LEO Zoological Conservation Center facts for kids
LEO Zoological Conservation Center was located on Lionshare Farm, a property of about 90 to 100 acres (36 to 40 ha) owned by Marcella and Peter Leone. Marcella Leone established the LEO Conservation Center in 2009 to house and breed threatened and endangered animals, particularly species at risk of extinction. The zoo announced they were closing on February 9, 2019 on their Facebook page.
As of July 2015, the facility housed about 50 species, including camels, cheetahs, leopards, hyenas, giraffes, orangutans and other primates, and penguins. Unlike a traditional zoo, it is not open to the public. However, "Private Safari Tours" can be arranged for an allotted minimum donation. LEOZCC also hosts special visits for educational institutions. Conservation biologists say that breeding facilities, such as LEO, that do not exhibit animals play an important role in maintaining healthy populations of endangered animal species.

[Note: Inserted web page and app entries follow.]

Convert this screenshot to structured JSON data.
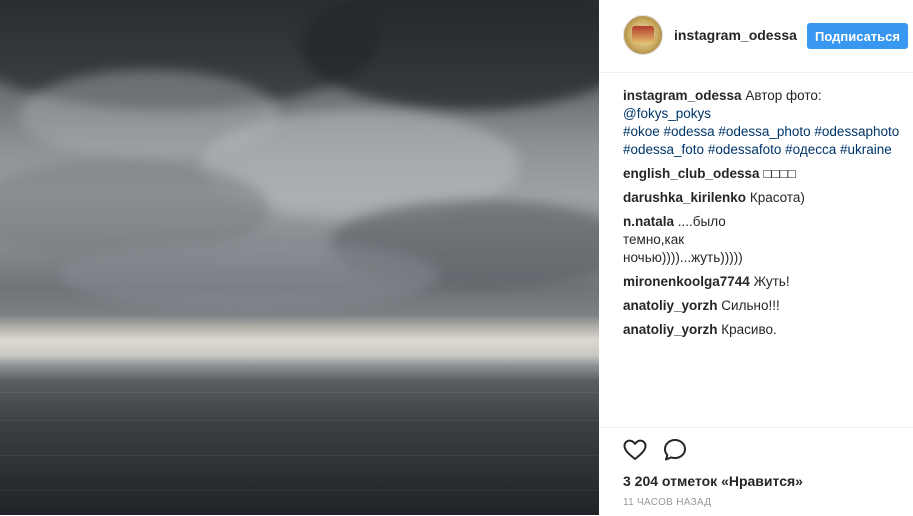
{
  "post": {
    "username": "instagram_odessa",
    "follow_label": "Подписаться",
    "caption": {
      "user": "instagram_odessa",
      "text": "Автор фото: ",
      "mention": "@fokys_pokys",
      "tags_line1": "#okoe #odessa #odessa_photo #odessaphoto",
      "tags_line2": "#odessa_foto #odessafoto #одесса #ukraine"
    },
    "comments": [
      {
        "user": "english_club_odessa",
        "text": "□□□□"
      },
      {
        "user": "darushka_kirilenko",
        "text": "Красота)"
      },
      {
        "user": "n.natala",
        "text": "....было темно,как ночью))))...жуть)))))"
      },
      {
        "user": "mironenkoolga7744",
        "text": "Жуть!"
      },
      {
        "user": "anatoliy_yorzh",
        "text": "Сильно!!!"
      },
      {
        "user": "anatoliy_yorzh",
        "text": "Красиво."
      }
    ],
    "likes_count": "3 204",
    "likes_suffix": " отметок «Нравится»",
    "time": "11 ЧАСОВ НАЗАД"
  },
  "icons": {
    "like": "heart-icon",
    "comment": "comment-bubble-icon"
  },
  "colors": {
    "follow_button": "#3897f0",
    "link": "#003569",
    "time": "#999999"
  }
}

In February 2013, the center announced the birth of an eastern mountain bongo, an antelope indigenous to Kenya that is close to extinction in the wild. The following month, a Rothschild giraffe was born at the facility. Photos and video of the baby giraffe, which belongs to a very endangered subspecies of giraffe, attracted extensive media attention. The center announced a public contest to choose a name for the baby; in response, over 6,000 suggestions were submitted on the center's website. The winning name, Sandy Hope, was announced on the NBC Today show on April 1, 2013.
Adaeze and Odie - Adaeze, meaning "daughter of a king" is one of 8 cubs born to Mona Lisa, the only king cheetah in North and South America. King Cheetah are extremely rare, and approximately only 30 remain in the wild. Recorded as the largest litter ever birthed, LEOZCC keepers realized the mother could not successfully raise all 8 cubs, and 3 were removed to be hand raised, 2 of which will be going back to Africa for reintroduction to spread their rare and diverse genes back into the wild. Adaeze was raised alongside companion animal, Odie, an Australian Shepard, to become an "Animal Ambassador" for educational outreach and to spread the word on cheetah conservation. The duo has travelled to many events including the Museum of Natural History Annual Family Party, Lion Country Safari in Florida, and the Today Show on NBC.
Artie the Orangutan - In the spring of 2014 baby Artie was born, the first ever orangutan born through artificial reproductive technology, at LEO. This completed the first step of their Wild Cycling program, a term coined by founder and director Marcella Leone, which aims for the expansion of genes both in and out of zoological institutions and wild populations. The goal of the Wild Cycling program is to preserve, as well as increase genetic diversity within the species in order to promote a viable future Orangutan population.
Rothschild's Giraffe - With fewer than 700 individuals left in the wild, LEOZCC has welcomed several births for this endangered species. The first Rothschild giraffe was born to the center in 2013, followed by a media contest for its naming. The giraffe was named Sandy Hope in dedication to the tragic 2012 elementary school shooting in Sandy Hook, CT.
Giant Anteater - In 2013, two giant anteaters were born. As male anteaters are known to commit infanticide (parental killing of a newborn), the father was removed from the enclosure right before the birth of the first baby. A few months later, keepers entered the enclosure and discovered two offspring. The gestation period of a giant anteater is around 6 months, meaning dam and sire had not been reunited for long enough to get pregnant and have another baby. While how the dam got pregnant again remains a mystery, speculations of through the fence breeding or the first recorded instance of delayed implantation in the species have been listed as possible conception methods.
Fennec Fox & The Hound - In 2011 a litter of 4 North African fennec foxes was born at the center. The vixen was unable to care for or nurse the newborns so LEOZCC found introduced a surrogate mother. Momma, a lactating American foxhound, was located at a North Carolina kill-center by LEOZCC and Adopt-a-Dog and taken to the center to care for the newborn foxes.
LEOZCC has partnered with several local educational institutions in order to promote conservation learning and efforts. Through these partnerships, students of all ages are able to interact up-close and personal with some of the world's rarest species.
The center is also able to bring their "Animal Ambassadors" to outreach events such as school assemblies, the Maritime Aquarium, American Museum of Natural History member events, Mount Sinai hospital, the Woman's Club of Greenwich and other zoological institutions.
LEO Zoological Conservation Center Facts for Kids. Kiddle Encyclopedia.